Unity Health is currently working up a joint venture with Montpellier developers to construct a larger surgery in Thame.
During questions from the audience, Greg Lismore said the CCG’s 10-year strategy plan ended this year so it was a good time to challenge its model going forward for delivering health care.
Former parish council chairman, Richard Thurbon, said Brill was too small to take extra patients and access to Brill was poor. Leaving the village with no surgery should make a difference to how the CCG considers future calls for a surgery in Long Crendon and other locations, such as Church House, which is currently closed, should be considered.
Cameron Branston, Bucks CC, felt it unreasonable for Aylesbury Vale to impose more houses on Long Crendon if there was no infrastructure and amenities to support more residents. He underlined the unsustainable aspect of patients travelling by car, rather than walking, to their local surgery and Fiona Cayley agreed this would not pass the Climate Change Act test.
MP Greg Smith outlined how he could contribute by engaging with the CCG. If negotiations with them failed, he could approach national government to seek funding. He said Long Crendon needed its own surgery and reminded the meeting that the Government was committed to providing an extra 6,000 GPs and 50 million more appointments in GP surgeries by 2024/5.
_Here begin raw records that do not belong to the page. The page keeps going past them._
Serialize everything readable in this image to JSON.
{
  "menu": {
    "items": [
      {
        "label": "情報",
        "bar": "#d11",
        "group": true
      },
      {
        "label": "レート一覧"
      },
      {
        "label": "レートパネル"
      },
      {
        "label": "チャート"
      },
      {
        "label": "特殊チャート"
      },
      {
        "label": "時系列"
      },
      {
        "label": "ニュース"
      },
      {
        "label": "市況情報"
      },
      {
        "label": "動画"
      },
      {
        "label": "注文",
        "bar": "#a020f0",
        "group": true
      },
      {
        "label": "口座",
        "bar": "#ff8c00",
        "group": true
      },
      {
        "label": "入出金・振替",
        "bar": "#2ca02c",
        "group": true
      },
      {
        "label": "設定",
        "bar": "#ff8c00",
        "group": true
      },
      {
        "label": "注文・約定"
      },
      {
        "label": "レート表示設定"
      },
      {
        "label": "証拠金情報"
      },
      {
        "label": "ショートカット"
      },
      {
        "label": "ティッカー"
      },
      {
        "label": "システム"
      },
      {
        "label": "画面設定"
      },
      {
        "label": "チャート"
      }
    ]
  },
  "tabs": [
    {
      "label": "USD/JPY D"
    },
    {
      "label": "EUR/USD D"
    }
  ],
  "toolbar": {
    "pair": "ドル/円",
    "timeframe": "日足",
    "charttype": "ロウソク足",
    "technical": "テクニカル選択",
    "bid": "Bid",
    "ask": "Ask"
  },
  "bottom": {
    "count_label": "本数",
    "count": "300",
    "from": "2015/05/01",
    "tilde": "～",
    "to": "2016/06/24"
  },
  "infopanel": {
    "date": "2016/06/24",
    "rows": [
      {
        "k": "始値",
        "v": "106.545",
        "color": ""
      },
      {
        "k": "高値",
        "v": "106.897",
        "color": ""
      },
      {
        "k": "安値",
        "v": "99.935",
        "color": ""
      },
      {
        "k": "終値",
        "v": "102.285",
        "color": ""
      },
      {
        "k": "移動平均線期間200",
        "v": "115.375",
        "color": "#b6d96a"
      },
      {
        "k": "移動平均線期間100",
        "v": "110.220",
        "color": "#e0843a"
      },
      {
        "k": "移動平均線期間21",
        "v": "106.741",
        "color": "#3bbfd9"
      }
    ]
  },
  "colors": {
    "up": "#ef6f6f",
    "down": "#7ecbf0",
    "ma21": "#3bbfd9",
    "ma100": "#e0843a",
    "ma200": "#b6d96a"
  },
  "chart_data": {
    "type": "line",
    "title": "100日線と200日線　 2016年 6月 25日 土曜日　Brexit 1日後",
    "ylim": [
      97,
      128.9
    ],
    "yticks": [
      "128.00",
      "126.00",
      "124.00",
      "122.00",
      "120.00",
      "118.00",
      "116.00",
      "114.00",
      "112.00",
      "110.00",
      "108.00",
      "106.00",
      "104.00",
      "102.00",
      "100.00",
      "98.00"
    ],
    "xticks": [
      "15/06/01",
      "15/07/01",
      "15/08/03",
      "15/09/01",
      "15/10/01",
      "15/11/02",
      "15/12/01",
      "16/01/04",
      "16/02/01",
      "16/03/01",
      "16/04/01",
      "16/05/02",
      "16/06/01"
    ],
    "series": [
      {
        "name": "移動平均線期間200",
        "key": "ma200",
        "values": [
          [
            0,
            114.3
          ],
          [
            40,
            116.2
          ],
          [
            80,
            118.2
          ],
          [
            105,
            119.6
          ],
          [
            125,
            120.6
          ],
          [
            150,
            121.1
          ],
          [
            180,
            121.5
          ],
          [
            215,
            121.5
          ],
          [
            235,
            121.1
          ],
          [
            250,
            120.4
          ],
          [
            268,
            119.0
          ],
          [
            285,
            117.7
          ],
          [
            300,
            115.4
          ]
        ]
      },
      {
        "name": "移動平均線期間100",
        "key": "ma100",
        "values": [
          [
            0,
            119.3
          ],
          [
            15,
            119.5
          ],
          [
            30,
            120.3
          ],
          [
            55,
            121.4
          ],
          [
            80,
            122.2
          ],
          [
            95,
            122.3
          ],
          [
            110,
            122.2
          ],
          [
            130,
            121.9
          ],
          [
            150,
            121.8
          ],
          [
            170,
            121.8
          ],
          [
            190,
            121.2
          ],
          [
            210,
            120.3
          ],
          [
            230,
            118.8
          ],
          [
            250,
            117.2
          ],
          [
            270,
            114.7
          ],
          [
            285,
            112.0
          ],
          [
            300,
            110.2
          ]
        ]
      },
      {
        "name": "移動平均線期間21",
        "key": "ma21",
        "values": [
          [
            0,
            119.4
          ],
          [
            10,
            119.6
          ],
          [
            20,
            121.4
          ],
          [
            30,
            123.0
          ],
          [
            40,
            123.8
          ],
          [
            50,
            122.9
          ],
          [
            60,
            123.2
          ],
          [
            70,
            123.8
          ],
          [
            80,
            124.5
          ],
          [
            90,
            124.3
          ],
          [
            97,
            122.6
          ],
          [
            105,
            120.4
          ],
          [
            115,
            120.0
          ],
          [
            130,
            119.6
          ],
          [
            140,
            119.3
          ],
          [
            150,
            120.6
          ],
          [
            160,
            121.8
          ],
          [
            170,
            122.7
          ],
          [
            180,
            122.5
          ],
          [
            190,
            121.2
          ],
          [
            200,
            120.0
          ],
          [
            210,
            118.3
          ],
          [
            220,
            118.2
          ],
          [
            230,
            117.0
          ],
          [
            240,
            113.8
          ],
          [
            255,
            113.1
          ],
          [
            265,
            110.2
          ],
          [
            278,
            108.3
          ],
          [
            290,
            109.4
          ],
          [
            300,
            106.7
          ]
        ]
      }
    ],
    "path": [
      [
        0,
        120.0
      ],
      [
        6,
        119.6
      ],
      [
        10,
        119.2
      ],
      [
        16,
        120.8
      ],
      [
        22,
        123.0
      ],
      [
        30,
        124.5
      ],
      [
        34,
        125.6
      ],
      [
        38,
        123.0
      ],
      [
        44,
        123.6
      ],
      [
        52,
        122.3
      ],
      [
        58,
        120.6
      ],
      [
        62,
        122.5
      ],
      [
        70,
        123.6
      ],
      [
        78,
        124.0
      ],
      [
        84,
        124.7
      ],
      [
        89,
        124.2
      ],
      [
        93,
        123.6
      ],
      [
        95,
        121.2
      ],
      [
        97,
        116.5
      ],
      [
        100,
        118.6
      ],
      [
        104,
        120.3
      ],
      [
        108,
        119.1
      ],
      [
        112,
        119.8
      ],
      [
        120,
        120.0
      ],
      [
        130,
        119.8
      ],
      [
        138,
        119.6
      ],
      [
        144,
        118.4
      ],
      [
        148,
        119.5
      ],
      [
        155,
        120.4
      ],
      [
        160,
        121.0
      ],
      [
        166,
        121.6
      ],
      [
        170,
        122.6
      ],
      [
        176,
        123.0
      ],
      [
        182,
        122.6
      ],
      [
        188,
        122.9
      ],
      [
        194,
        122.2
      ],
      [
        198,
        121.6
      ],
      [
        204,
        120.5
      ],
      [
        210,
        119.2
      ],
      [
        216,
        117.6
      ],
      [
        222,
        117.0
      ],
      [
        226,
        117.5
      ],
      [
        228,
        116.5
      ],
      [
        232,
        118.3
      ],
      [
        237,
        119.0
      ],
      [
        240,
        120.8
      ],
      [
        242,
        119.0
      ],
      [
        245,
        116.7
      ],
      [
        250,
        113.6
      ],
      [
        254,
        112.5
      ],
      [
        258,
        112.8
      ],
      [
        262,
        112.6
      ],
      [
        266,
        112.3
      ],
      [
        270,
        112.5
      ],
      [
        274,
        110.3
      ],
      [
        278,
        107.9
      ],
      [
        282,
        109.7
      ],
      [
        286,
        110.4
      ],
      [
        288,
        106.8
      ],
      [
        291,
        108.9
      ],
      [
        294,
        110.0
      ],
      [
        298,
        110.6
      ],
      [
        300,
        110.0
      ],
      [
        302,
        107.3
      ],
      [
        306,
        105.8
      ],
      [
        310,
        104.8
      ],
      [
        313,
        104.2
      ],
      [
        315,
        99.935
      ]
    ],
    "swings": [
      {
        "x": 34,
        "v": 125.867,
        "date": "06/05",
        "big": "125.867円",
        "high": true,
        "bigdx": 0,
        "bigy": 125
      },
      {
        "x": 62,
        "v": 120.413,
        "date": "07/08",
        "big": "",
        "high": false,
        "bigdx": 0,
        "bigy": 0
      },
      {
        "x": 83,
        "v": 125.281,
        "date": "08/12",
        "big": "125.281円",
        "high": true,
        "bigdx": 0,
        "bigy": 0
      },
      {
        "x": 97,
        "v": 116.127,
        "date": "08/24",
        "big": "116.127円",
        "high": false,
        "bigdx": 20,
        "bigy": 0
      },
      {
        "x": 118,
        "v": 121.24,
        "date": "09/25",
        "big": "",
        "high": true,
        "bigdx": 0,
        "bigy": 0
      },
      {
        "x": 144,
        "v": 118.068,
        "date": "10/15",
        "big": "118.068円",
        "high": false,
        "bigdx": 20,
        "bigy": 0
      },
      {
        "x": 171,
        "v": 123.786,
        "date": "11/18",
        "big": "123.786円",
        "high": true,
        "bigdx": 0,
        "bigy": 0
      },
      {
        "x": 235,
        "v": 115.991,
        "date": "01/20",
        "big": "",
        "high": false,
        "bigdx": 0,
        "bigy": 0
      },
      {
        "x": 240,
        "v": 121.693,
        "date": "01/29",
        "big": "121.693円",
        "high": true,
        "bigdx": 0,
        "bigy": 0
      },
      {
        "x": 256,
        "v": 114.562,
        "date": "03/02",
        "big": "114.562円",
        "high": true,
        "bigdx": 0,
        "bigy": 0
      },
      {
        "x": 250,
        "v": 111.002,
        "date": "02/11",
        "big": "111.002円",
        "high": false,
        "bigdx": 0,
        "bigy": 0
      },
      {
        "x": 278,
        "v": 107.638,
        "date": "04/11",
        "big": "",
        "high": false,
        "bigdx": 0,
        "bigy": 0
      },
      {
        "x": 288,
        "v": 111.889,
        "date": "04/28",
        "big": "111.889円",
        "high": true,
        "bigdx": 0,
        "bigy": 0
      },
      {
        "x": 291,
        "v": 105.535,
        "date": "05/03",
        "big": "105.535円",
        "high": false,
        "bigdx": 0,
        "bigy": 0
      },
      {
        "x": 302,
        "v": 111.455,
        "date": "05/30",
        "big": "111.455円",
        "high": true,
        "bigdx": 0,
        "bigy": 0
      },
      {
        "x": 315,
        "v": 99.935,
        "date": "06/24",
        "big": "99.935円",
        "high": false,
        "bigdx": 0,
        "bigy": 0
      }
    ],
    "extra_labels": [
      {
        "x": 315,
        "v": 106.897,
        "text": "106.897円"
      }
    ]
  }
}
Fiona urged those at the meeting to ask residents to complete the consultation survey being conducted by Unity Health to make their views known and to fill in the information sheet to offer
help if they wanted to support the campaign.